A couple of weeks ago at the Seattle airport I bought a book. A hardcover book. For full price. I never do that. But there were two compelling factors: (1) I had somehow neglected to bring enough reading material for my trip and (2) one book in particular caught my eye, both for subject matter and, yes, excellent cover art. The book is called The Heart and the Fist: The education of a humanitarian, the making of a Navy SEAL and it’s a relatively new release.
It’s the story of Eric Greitens, who has some deeply life-altering experiences in some of the poorest, most difficult places in the world — meeting orphans following the genocide in Rwanda, street children in Bolivia, the dying at Mother Teresa’s home in Calcutta, and refugees of war in Bosnia. He obviously had — and has — strong humanitarian impulses. But after all of these experiences, and following a stint as a Rhodes scholar at Oxford, he became a Navy SEAL. He explains what led to his decision:
I’d learned that all of the best kinds of compassionate assistance, from Mother Teresa’s work with the poor to UNICEF’s work with refugee children, meant nothing if a warlord could command a militia and take control of the very place humanitarians were trying to aid. The world needs many more humanitarians than it needs warriors, but there can be none of the former without enough of the latter.
This is where the title of the book comes from. He reflects on the need for people with heart, people like humanitarians, who care about the poor and oppressed and the victims of atrocities throughout the world. But he decided that this wasn’t enough. In a world with all too many people willing to use force to do wrong, to oppress, there must be those who use their strength — the fist — to do good, to defend the vulnerable. He calls into question the sort of mindset that leads many to believe that torture (alternately spun as “enhanced interrogation techniques”) and a general posture of suspicion can possibly make us any safer. Rather, he calls for the building of bridges, citing instances where the military’s modus operandi endangered the troops unnecessarily and made their success that much more difficult:

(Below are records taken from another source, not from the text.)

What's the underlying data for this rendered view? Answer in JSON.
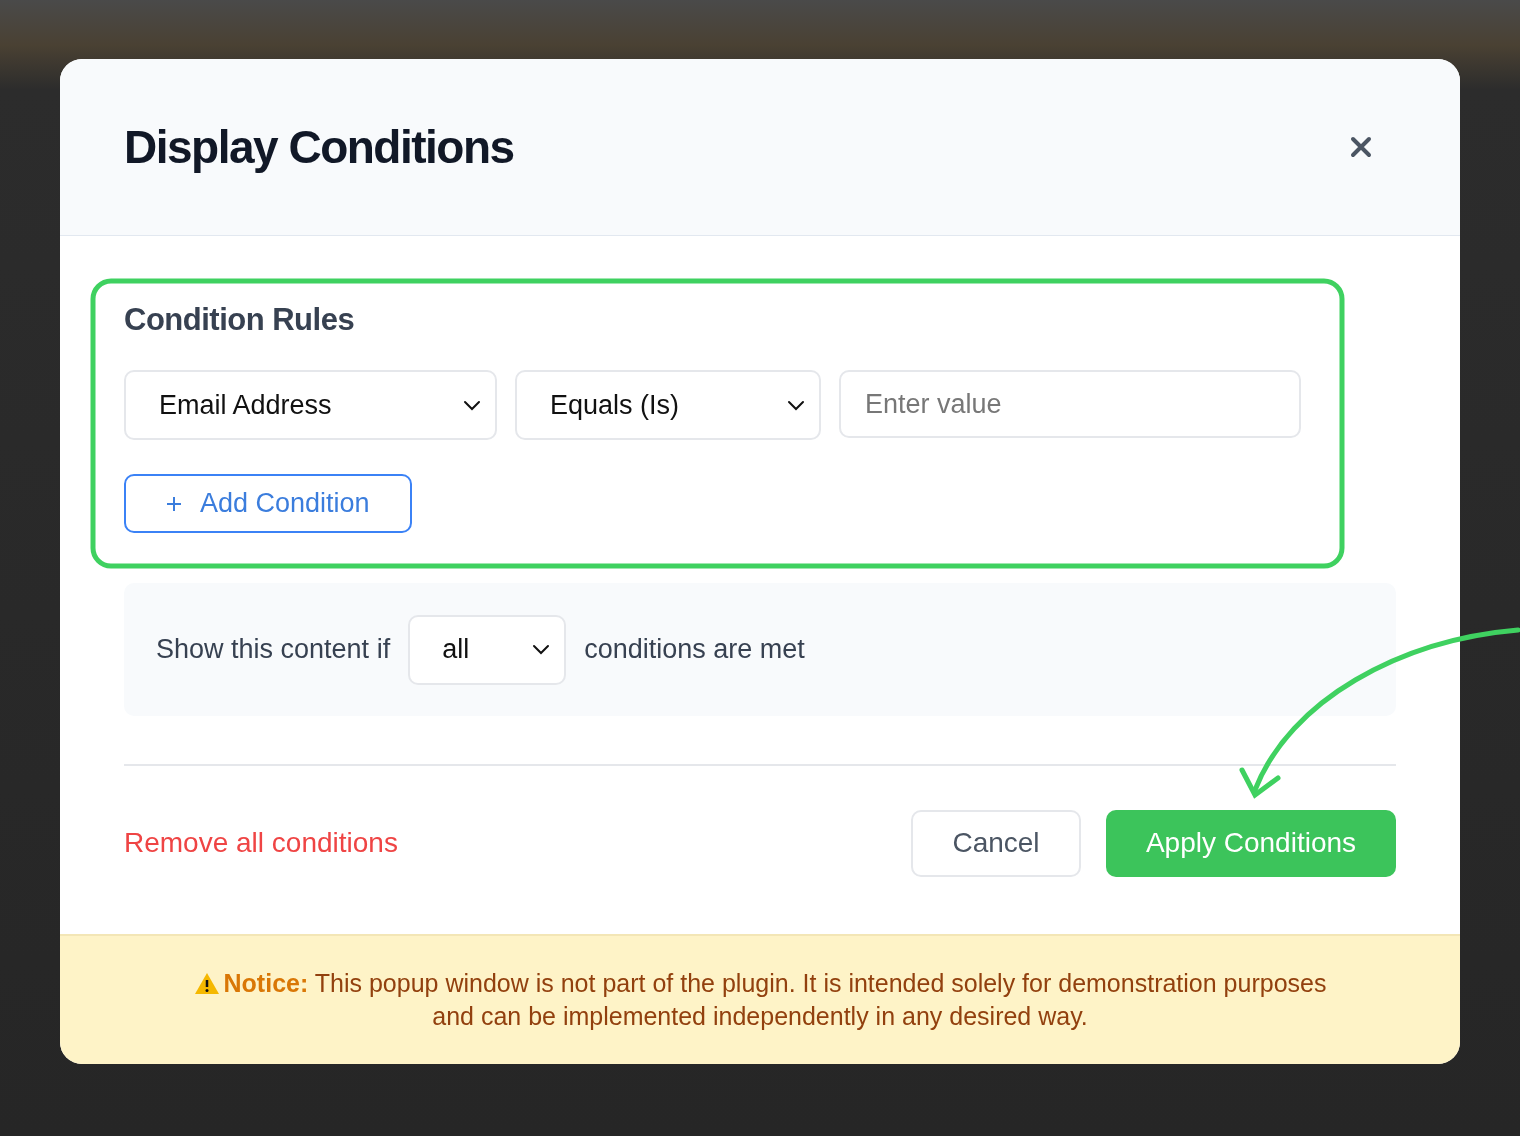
{
  "dialog": {
    "title": "Display Conditions"
  },
  "rules": {
    "heading": "Condition Rules",
    "conditions": [
      {
        "field": "Email Address",
        "operator": "Equals (Is)",
        "placeholder": "Enter value"
      }
    ],
    "add_button": "Add Condition"
  },
  "match": {
    "prefix": "Show this content if",
    "mode": "all",
    "suffix": "conditions are met"
  },
  "footer": {
    "remove_link": "Remove all conditions",
    "buttons": [
      {
        "label": "Cancel",
        "kind": "secondary"
      },
      {
        "label": "Apply Conditions",
        "kind": "primary"
      }
    ]
  },
  "notice": "**Notice:** This popup window is not part of the plugin. It is intended solely for demonstration purposes and can be implemented independently in any desired way."
}
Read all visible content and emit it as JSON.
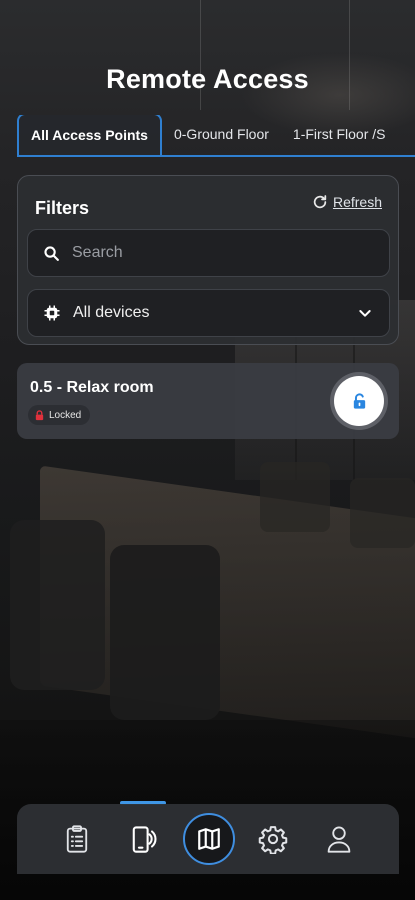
{
  "header": {
    "title": "Remote Access"
  },
  "tabs": [
    {
      "label": "All Access Points",
      "active": true
    },
    {
      "label": "0-Ground Floor",
      "active": false
    },
    {
      "label": "1-First Floor /S",
      "active": false
    }
  ],
  "filters": {
    "title": "Filters",
    "refresh_label": "Refresh",
    "search_placeholder": "Search",
    "device_select_value": "All devices"
  },
  "access_points": [
    {
      "name": "0.5 - Relax room",
      "status": "Locked",
      "status_color": "#e0313c",
      "action_icon": "unlock-icon"
    }
  ],
  "bottom_nav": {
    "items": [
      {
        "icon": "clipboard-list-icon",
        "active": false
      },
      {
        "icon": "phone-nfc-icon",
        "active": true
      },
      {
        "icon": "map-icon",
        "active": false
      },
      {
        "icon": "gear-icon",
        "active": false
      },
      {
        "icon": "user-icon",
        "active": false
      }
    ],
    "accent": "#3f96e6"
  }
}
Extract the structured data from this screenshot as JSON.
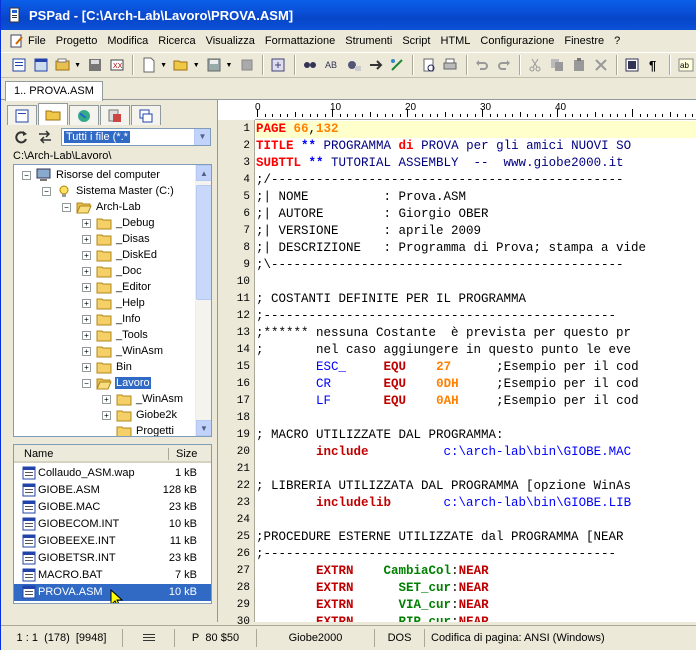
{
  "title": "PSPad - [C:\\Arch-Lab\\Lavoro\\PROVA.ASM]",
  "menu": [
    "File",
    "Progetto",
    "Modifica",
    "Ricerca",
    "Visualizza",
    "Formattazione",
    "Strumenti",
    "Script",
    "HTML",
    "Configurazione",
    "Finestre",
    "?"
  ],
  "doc_tab": "1.. PROVA.ASM",
  "filter": "Tutti i file (*.*",
  "current_path": "C:\\Arch-Lab\\Lavoro\\",
  "tree": [
    {
      "label": "Risorse del computer",
      "level": 0,
      "icon": "computer-icon",
      "pm": "−"
    },
    {
      "label": "Sistema Master (C:)",
      "level": 1,
      "icon": "drive-icon",
      "pm": "−"
    },
    {
      "label": "Arch-Lab",
      "level": 2,
      "icon": "folder-open-icon",
      "pm": "−"
    },
    {
      "label": "_Debug",
      "level": 3,
      "icon": "folder-icon",
      "pm": "+"
    },
    {
      "label": "_Disas",
      "level": 3,
      "icon": "folder-icon",
      "pm": "+"
    },
    {
      "label": "_DiskEd",
      "level": 3,
      "icon": "folder-icon",
      "pm": "+"
    },
    {
      "label": "_Doc",
      "level": 3,
      "icon": "folder-icon",
      "pm": "+"
    },
    {
      "label": "_Editor",
      "level": 3,
      "icon": "folder-icon",
      "pm": "+"
    },
    {
      "label": "_Help",
      "level": 3,
      "icon": "folder-icon",
      "pm": "+"
    },
    {
      "label": "_Info",
      "level": 3,
      "icon": "folder-icon",
      "pm": "+"
    },
    {
      "label": "_Tools",
      "level": 3,
      "icon": "folder-icon",
      "pm": "+"
    },
    {
      "label": "_WinAsm",
      "level": 3,
      "icon": "folder-icon",
      "pm": "+"
    },
    {
      "label": "Bin",
      "level": 3,
      "icon": "folder-icon",
      "pm": "+"
    },
    {
      "label": "Lavoro",
      "level": 3,
      "icon": "folder-open-icon",
      "pm": "−",
      "selected": true
    },
    {
      "label": "_WinAsm",
      "level": 4,
      "icon": "folder-icon",
      "pm": "+"
    },
    {
      "label": "Giobe2k",
      "level": 4,
      "icon": "folder-icon",
      "pm": "+"
    },
    {
      "label": "Progetti",
      "level": 4,
      "icon": "folder-icon",
      "pm": ""
    }
  ],
  "files_header": {
    "name": "Name",
    "size": "Size"
  },
  "files": [
    {
      "name": "Collaudo_ASM.wap",
      "size": "1 kB"
    },
    {
      "name": "GIOBE.ASM",
      "size": "128 kB"
    },
    {
      "name": "GIOBE.MAC",
      "size": "23 kB"
    },
    {
      "name": "GIOBECOM.INT",
      "size": "10 kB"
    },
    {
      "name": "GIOBEEXE.INT",
      "size": "11 kB"
    },
    {
      "name": "GIOBETSR.INT",
      "size": "23 kB"
    },
    {
      "name": "MACRO.BAT",
      "size": "7 kB"
    },
    {
      "name": "PROVA.ASM",
      "size": "10 kB",
      "selected": true
    }
  ],
  "ruler_numbers": [
    "0",
    "10",
    "20",
    "30",
    "40"
  ],
  "code_lines": [
    {
      "n": "1",
      "cur": true,
      "segs": [
        [
          "kw",
          "PAGE "
        ],
        [
          "num",
          "66"
        ],
        [
          "pl",
          ","
        ],
        [
          "num",
          "132"
        ]
      ]
    },
    {
      "n": "2",
      "segs": [
        [
          "kw",
          "TITLE "
        ],
        [
          "op",
          "** "
        ],
        [
          "cm",
          "PROGRAMMA "
        ],
        [
          "kw",
          "di "
        ],
        [
          "cm",
          "PROVA per gli amici NUOVI SO"
        ]
      ]
    },
    {
      "n": "3",
      "segs": [
        [
          "kw",
          "SUBTTL "
        ],
        [
          "op",
          "** "
        ],
        [
          "cm",
          "TUTORIAL ASSEMBLY  --  www.giobe2000.it"
        ]
      ]
    },
    {
      "n": "4",
      "segs": [
        [
          "pl",
          ";/-----------------------------------------------"
        ]
      ]
    },
    {
      "n": "5",
      "segs": [
        [
          "pl",
          ";| NOME          : Prova.ASM"
        ]
      ]
    },
    {
      "n": "6",
      "segs": [
        [
          "pl",
          ";| AUTORE        : Giorgio OBER"
        ]
      ]
    },
    {
      "n": "7",
      "segs": [
        [
          "pl",
          ";| VERSIONE      : aprile 2009"
        ]
      ]
    },
    {
      "n": "8",
      "segs": [
        [
          "pl",
          ";| DESCRIZIONE   : Programma di Prova; stampa a vide"
        ]
      ]
    },
    {
      "n": "9",
      "segs": [
        [
          "pl",
          ";\\-----------------------------------------------"
        ]
      ]
    },
    {
      "n": "10",
      "segs": []
    },
    {
      "n": "11",
      "segs": [
        [
          "pl",
          "; COSTANTI DEFINITE PER IL PROGRAMMA"
        ]
      ]
    },
    {
      "n": "12",
      "segs": [
        [
          "pl",
          ";-----------------------------------------------"
        ]
      ]
    },
    {
      "n": "13",
      "segs": [
        [
          "pl",
          ";****** nessuna Costante  è prevista per questo pr"
        ]
      ]
    },
    {
      "n": "14",
      "segs": [
        [
          "pl",
          ";       nel caso aggiungere in questo punto le eve"
        ]
      ]
    },
    {
      "n": "15",
      "segs": [
        [
          "pl",
          "        "
        ],
        [
          "str",
          "ESC_"
        ],
        [
          "pl",
          "     "
        ],
        [
          "dir",
          "EQU"
        ],
        [
          "pl",
          "    "
        ],
        [
          "num",
          "27"
        ],
        [
          "pl",
          "      ;Esempio per il cod"
        ]
      ]
    },
    {
      "n": "16",
      "segs": [
        [
          "pl",
          "        "
        ],
        [
          "str",
          "CR"
        ],
        [
          "pl",
          "       "
        ],
        [
          "dir",
          "EQU"
        ],
        [
          "pl",
          "    "
        ],
        [
          "num",
          "0DH"
        ],
        [
          "pl",
          "     ;Esempio per il cod"
        ]
      ]
    },
    {
      "n": "17",
      "segs": [
        [
          "pl",
          "        "
        ],
        [
          "str",
          "LF"
        ],
        [
          "pl",
          "       "
        ],
        [
          "dir",
          "EQU"
        ],
        [
          "pl",
          "    "
        ],
        [
          "num",
          "0AH"
        ],
        [
          "pl",
          "     ;Esempio per il cod"
        ]
      ]
    },
    {
      "n": "18",
      "segs": []
    },
    {
      "n": "19",
      "segs": [
        [
          "pl",
          "; MACRO UTILIZZATE DAL PROGRAMMA:"
        ]
      ]
    },
    {
      "n": "20",
      "segs": [
        [
          "pl",
          "        "
        ],
        [
          "dir",
          "include"
        ],
        [
          "pl",
          "          "
        ],
        [
          "str",
          "c:\\arch-lab\\bin\\GIOBE.MAC"
        ]
      ]
    },
    {
      "n": "21",
      "segs": []
    },
    {
      "n": "22",
      "segs": [
        [
          "pl",
          "; LIBRERIA UTILIZZATA DAL PROGRAMMA [opzione WinAs"
        ]
      ]
    },
    {
      "n": "23",
      "segs": [
        [
          "pl",
          "        "
        ],
        [
          "dir",
          "includelib"
        ],
        [
          "pl",
          "       "
        ],
        [
          "str",
          "c:\\arch-lab\\bin\\GIOBE.LIB"
        ]
      ]
    },
    {
      "n": "24",
      "segs": []
    },
    {
      "n": "25",
      "segs": [
        [
          "pl",
          ";PROCEDURE ESTERNE UTILIZZATE dal PROGRAMMA [NEAR"
        ]
      ]
    },
    {
      "n": "26",
      "segs": [
        [
          "pl",
          ";-----------------------------------------------"
        ]
      ]
    },
    {
      "n": "27",
      "segs": [
        [
          "pl",
          "        "
        ],
        [
          "dir",
          "EXTRN"
        ],
        [
          "pl",
          "    "
        ],
        [
          "lab",
          "CambiaCol"
        ],
        [
          "pl",
          ":"
        ],
        [
          "dir",
          "NEAR"
        ]
      ]
    },
    {
      "n": "28",
      "segs": [
        [
          "pl",
          "        "
        ],
        [
          "dir",
          "EXTRN"
        ],
        [
          "pl",
          "      "
        ],
        [
          "lab",
          "SET_cur"
        ],
        [
          "pl",
          ":"
        ],
        [
          "dir",
          "NEAR"
        ]
      ]
    },
    {
      "n": "29",
      "segs": [
        [
          "pl",
          "        "
        ],
        [
          "dir",
          "EXTRN"
        ],
        [
          "pl",
          "      "
        ],
        [
          "lab",
          "VIA_cur"
        ],
        [
          "pl",
          ":"
        ],
        [
          "dir",
          "NEAR"
        ]
      ]
    },
    {
      "n": "30",
      "segs": [
        [
          "pl",
          "        "
        ],
        [
          "dir",
          "EXTRN"
        ],
        [
          "pl",
          "      "
        ],
        [
          "lab",
          "RIP_cur"
        ],
        [
          "pl",
          ":"
        ],
        [
          "dir",
          "NEAR"
        ]
      ]
    }
  ],
  "status": {
    "pos": "1 : 1",
    "count": "(178)",
    "bytes": "[9948]",
    "p": "P",
    "pval": "80",
    "hex": "$50",
    "scheme": "Giobe2000",
    "eol": "DOS",
    "encoding": "Codifica di pagina: ANSI (Windows)"
  }
}
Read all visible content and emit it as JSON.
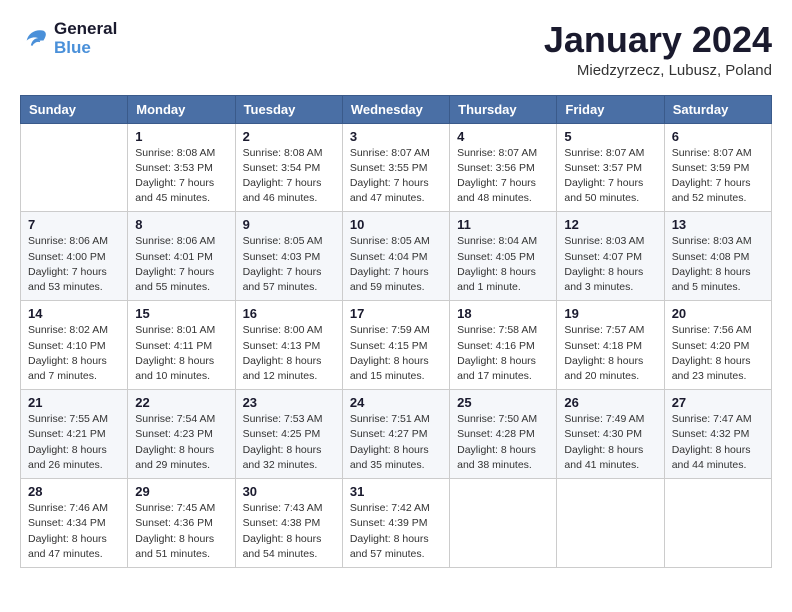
{
  "header": {
    "logo_line1": "General",
    "logo_line2": "Blue",
    "month_year": "January 2024",
    "location": "Miedzyrzecz, Lubusz, Poland"
  },
  "weekdays": [
    "Sunday",
    "Monday",
    "Tuesday",
    "Wednesday",
    "Thursday",
    "Friday",
    "Saturday"
  ],
  "weeks": [
    [
      {
        "day": "",
        "info": ""
      },
      {
        "day": "1",
        "info": "Sunrise: 8:08 AM\nSunset: 3:53 PM\nDaylight: 7 hours\nand 45 minutes."
      },
      {
        "day": "2",
        "info": "Sunrise: 8:08 AM\nSunset: 3:54 PM\nDaylight: 7 hours\nand 46 minutes."
      },
      {
        "day": "3",
        "info": "Sunrise: 8:07 AM\nSunset: 3:55 PM\nDaylight: 7 hours\nand 47 minutes."
      },
      {
        "day": "4",
        "info": "Sunrise: 8:07 AM\nSunset: 3:56 PM\nDaylight: 7 hours\nand 48 minutes."
      },
      {
        "day": "5",
        "info": "Sunrise: 8:07 AM\nSunset: 3:57 PM\nDaylight: 7 hours\nand 50 minutes."
      },
      {
        "day": "6",
        "info": "Sunrise: 8:07 AM\nSunset: 3:59 PM\nDaylight: 7 hours\nand 52 minutes."
      }
    ],
    [
      {
        "day": "7",
        "info": "Sunrise: 8:06 AM\nSunset: 4:00 PM\nDaylight: 7 hours\nand 53 minutes."
      },
      {
        "day": "8",
        "info": "Sunrise: 8:06 AM\nSunset: 4:01 PM\nDaylight: 7 hours\nand 55 minutes."
      },
      {
        "day": "9",
        "info": "Sunrise: 8:05 AM\nSunset: 4:03 PM\nDaylight: 7 hours\nand 57 minutes."
      },
      {
        "day": "10",
        "info": "Sunrise: 8:05 AM\nSunset: 4:04 PM\nDaylight: 7 hours\nand 59 minutes."
      },
      {
        "day": "11",
        "info": "Sunrise: 8:04 AM\nSunset: 4:05 PM\nDaylight: 8 hours\nand 1 minute."
      },
      {
        "day": "12",
        "info": "Sunrise: 8:03 AM\nSunset: 4:07 PM\nDaylight: 8 hours\nand 3 minutes."
      },
      {
        "day": "13",
        "info": "Sunrise: 8:03 AM\nSunset: 4:08 PM\nDaylight: 8 hours\nand 5 minutes."
      }
    ],
    [
      {
        "day": "14",
        "info": "Sunrise: 8:02 AM\nSunset: 4:10 PM\nDaylight: 8 hours\nand 7 minutes."
      },
      {
        "day": "15",
        "info": "Sunrise: 8:01 AM\nSunset: 4:11 PM\nDaylight: 8 hours\nand 10 minutes."
      },
      {
        "day": "16",
        "info": "Sunrise: 8:00 AM\nSunset: 4:13 PM\nDaylight: 8 hours\nand 12 minutes."
      },
      {
        "day": "17",
        "info": "Sunrise: 7:59 AM\nSunset: 4:15 PM\nDaylight: 8 hours\nand 15 minutes."
      },
      {
        "day": "18",
        "info": "Sunrise: 7:58 AM\nSunset: 4:16 PM\nDaylight: 8 hours\nand 17 minutes."
      },
      {
        "day": "19",
        "info": "Sunrise: 7:57 AM\nSunset: 4:18 PM\nDaylight: 8 hours\nand 20 minutes."
      },
      {
        "day": "20",
        "info": "Sunrise: 7:56 AM\nSunset: 4:20 PM\nDaylight: 8 hours\nand 23 minutes."
      }
    ],
    [
      {
        "day": "21",
        "info": "Sunrise: 7:55 AM\nSunset: 4:21 PM\nDaylight: 8 hours\nand 26 minutes."
      },
      {
        "day": "22",
        "info": "Sunrise: 7:54 AM\nSunset: 4:23 PM\nDaylight: 8 hours\nand 29 minutes."
      },
      {
        "day": "23",
        "info": "Sunrise: 7:53 AM\nSunset: 4:25 PM\nDaylight: 8 hours\nand 32 minutes."
      },
      {
        "day": "24",
        "info": "Sunrise: 7:51 AM\nSunset: 4:27 PM\nDaylight: 8 hours\nand 35 minutes."
      },
      {
        "day": "25",
        "info": "Sunrise: 7:50 AM\nSunset: 4:28 PM\nDaylight: 8 hours\nand 38 minutes."
      },
      {
        "day": "26",
        "info": "Sunrise: 7:49 AM\nSunset: 4:30 PM\nDaylight: 8 hours\nand 41 minutes."
      },
      {
        "day": "27",
        "info": "Sunrise: 7:47 AM\nSunset: 4:32 PM\nDaylight: 8 hours\nand 44 minutes."
      }
    ],
    [
      {
        "day": "28",
        "info": "Sunrise: 7:46 AM\nSunset: 4:34 PM\nDaylight: 8 hours\nand 47 minutes."
      },
      {
        "day": "29",
        "info": "Sunrise: 7:45 AM\nSunset: 4:36 PM\nDaylight: 8 hours\nand 51 minutes."
      },
      {
        "day": "30",
        "info": "Sunrise: 7:43 AM\nSunset: 4:38 PM\nDaylight: 8 hours\nand 54 minutes."
      },
      {
        "day": "31",
        "info": "Sunrise: 7:42 AM\nSunset: 4:39 PM\nDaylight: 8 hours\nand 57 minutes."
      },
      {
        "day": "",
        "info": ""
      },
      {
        "day": "",
        "info": ""
      },
      {
        "day": "",
        "info": ""
      }
    ]
  ]
}
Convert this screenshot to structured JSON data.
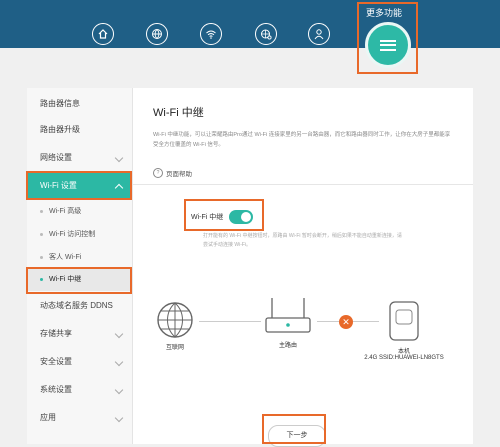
{
  "topbar": {
    "icons": [
      "home-icon",
      "globe-icon",
      "wifi-icon",
      "settings-globe-icon",
      "user-icon"
    ],
    "more_label": "更多功能",
    "more_icon": "menu-icon"
  },
  "sidebar": {
    "items": [
      {
        "label": "路由器信息"
      },
      {
        "label": "路由器升级"
      },
      {
        "label": "网络设置"
      },
      {
        "label": "Wi-Fi 设置"
      },
      {
        "label": "动态域名服务 DDNS"
      },
      {
        "label": "存储共享"
      },
      {
        "label": "安全设置"
      },
      {
        "label": "系统设置"
      },
      {
        "label": "应用"
      }
    ],
    "sub_items": [
      {
        "label": "Wi-Fi 高级"
      },
      {
        "label": "Wi-Fi 访问控制"
      },
      {
        "label": "客人 Wi-Fi"
      },
      {
        "label": "Wi-Fi 中继"
      }
    ]
  },
  "main": {
    "title": "Wi-Fi 中继",
    "description": "Wi-Fi 中继功能，可以让荣耀路由Pro通过 Wi-Fi 连接家里的另一台路由器，而它和路由器同时工作，让你在大房子里都能享受全方位覆盖的 Wi-Fi 信号。",
    "help_label": "页面帮助",
    "toggle_label": "Wi-Fi 中继",
    "toggle_on": true,
    "hint": "打开能有的 Wi-Fi 中继按钮时，原路由 Wi-Fi 暂时会断开，稍后如果不能自动重新连接，请尝试手动连接 Wi-Fi。",
    "devices": {
      "internet": "互联网",
      "main_router": "主路由",
      "this_device": "本机",
      "ssid": "2.4G SSID:HUAWEI-LN8GTS"
    },
    "next_button": "下一步"
  },
  "colors": {
    "topbar": "#1f5f86",
    "accent": "#2cb8a4",
    "highlight": "#e8692a"
  }
}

In the name of ‘force protection,’ the military often rolls up windows, builds walls, and points rifles at the outside world. The best force protection, however, is to be surrounded by friends and allies. If we’d had permission to buy local food, we could have fed ourselves at one-tenth or even one-twentieth of what it costs American taxpayers to provide us with food. We’d have had better food, and we might have built valuable friendships.
One doesn’t need to agree with everything Greitens writes to appreciate the sense of discipline and compassion he demonstrates throughout the book’s pages. For me, it was a great reminder that while politicians and pundits leave no room for nuance and intelligent discussion about the weighty matters of war and peace and the dignity of every human being, it’s wrong to assume that men and women in uniform don’t wrestle through these questions. They — not bureaucrats or talk show hosts — are the ones on the front lines, after all. In our current cultural climate (maybe not exclusively so) it’s tempting to take a look at the world around us and then quickly latch onto a polarizing “ism” — in this case pacifism or militarism. For Greitens, that’s a false choice:
The world, I believe, is not constructed so that it presents us with perfect choices. I’d joined the military, in part, because I saw that to protect the innocent, we have to be willing to fight. It is also true, however, that for all the warrior’s discipline, when we pick up the sword, innocents will suffer… My own experiences in Rwanda, in Iraq, and elsewhere had not made me a militarist or a pacifist, or any kind of ‘ist.’ I knew that the world would continue to require us to make hard decisions about when we draw the sword and I’d seen that the use of force was both necessary and imperfect. There is no school of thought that can save us from the simple fact that hard decisions are best made by good people, and that the best people can only be shaped by hard experience.
It’s a challenging, at times entertaining, and always thought-provoking book, and for those reasons I recommend it.